If you look up ‘Ugly Guy, Hot Wife’ on TV Tropes then, as well as losing a good 12 hours of your life to the intertwined labyrinth of rhetorical devices that is that website, you’ll see a huge list of examples, from media as obvious as animation and advertising, through fairy tales and mythology to pro wrestling and, bizarrely, pinball. Looking up the gender-flipped version gives up a very scanty list. Even with shows like The Vicar of Dibley and Miranda, where the star is female and has a bit of podge, the pretty men are occasional love interests, not a permanent hot husband. If my marriage were a sitcom, it would be ground-breaking. Which is a bit weird, for 2014.

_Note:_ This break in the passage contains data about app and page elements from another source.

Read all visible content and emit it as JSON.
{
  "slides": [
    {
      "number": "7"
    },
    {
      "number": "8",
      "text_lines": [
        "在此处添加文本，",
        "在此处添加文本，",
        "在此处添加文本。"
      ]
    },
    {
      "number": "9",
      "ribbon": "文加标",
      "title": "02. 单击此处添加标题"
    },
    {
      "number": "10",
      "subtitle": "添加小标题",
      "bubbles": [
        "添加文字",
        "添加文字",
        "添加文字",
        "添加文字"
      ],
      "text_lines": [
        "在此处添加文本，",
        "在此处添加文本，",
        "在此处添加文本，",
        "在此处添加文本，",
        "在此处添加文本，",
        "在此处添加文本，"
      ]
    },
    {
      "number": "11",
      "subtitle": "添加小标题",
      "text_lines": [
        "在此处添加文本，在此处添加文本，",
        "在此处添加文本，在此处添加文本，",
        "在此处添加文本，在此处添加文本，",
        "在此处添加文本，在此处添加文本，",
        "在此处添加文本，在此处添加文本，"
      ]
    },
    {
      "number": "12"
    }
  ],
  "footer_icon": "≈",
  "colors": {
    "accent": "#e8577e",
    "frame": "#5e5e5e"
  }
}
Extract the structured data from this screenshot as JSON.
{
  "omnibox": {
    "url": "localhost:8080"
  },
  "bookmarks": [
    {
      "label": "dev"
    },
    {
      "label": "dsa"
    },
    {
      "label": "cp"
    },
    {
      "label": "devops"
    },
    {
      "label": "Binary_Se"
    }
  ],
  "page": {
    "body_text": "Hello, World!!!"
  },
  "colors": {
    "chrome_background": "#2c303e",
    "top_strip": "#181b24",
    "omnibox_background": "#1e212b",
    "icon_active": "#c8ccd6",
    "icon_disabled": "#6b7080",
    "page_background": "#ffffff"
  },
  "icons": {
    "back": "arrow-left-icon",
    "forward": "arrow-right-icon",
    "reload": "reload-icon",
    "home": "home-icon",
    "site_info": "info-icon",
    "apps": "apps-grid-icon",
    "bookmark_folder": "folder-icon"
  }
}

People say things about couples where one partner’s much better looking than the other, usually behind their backs, which is probably why we have yet to hear any comments about how we look together. Where the woman’s more attractive, the murmurs are often that the man must be rich, especially if he’s considerably older, but that cliché doesn’t apply to ladies – an upside to being in the half the population with 1% of the world’s wealth, I suppose.
The one comment which sticks in my mind about a couple where the man’s more attractive is Frankie Boyle on Rebecca Adlington and her partner – that it made one assume she was filthy in bed. This was obviously unacceptable, a needless attack, judging her by her looks instead of her achievements. It was sexist and cheap, like a Yorkie bar.
And yet, like a fistful of inexplicably patriarchal chocolate, I personally will take that ‘filthy in bed’ sentiment, dammit. I hope they DO think that, as I’m waddling along, arm in arm with my Betty of a husband. Who wouldn’t rather swap ‘look at that unkempt fatty’ for ‘look at that unkempt fatty who must be an absolute demon in the sack’? As a slob, I can’t think of anything better than getting credit for being good at something, as a result of actually putting in less effort than somebody else. My husband does all the weightlifting and calorie counting, and I’m the one who gets lauded as a sex goddess? Hell yes.
I am Barney Rubble and all I’ve done to get this way has been to eat a load of cheese.
Gabby Hutchinson Crouch is a comedy writer, mum & nerd. She writes for BBC Radio Comedy and Huffington Post UK, and once saw Dawn French coming out of a toilet.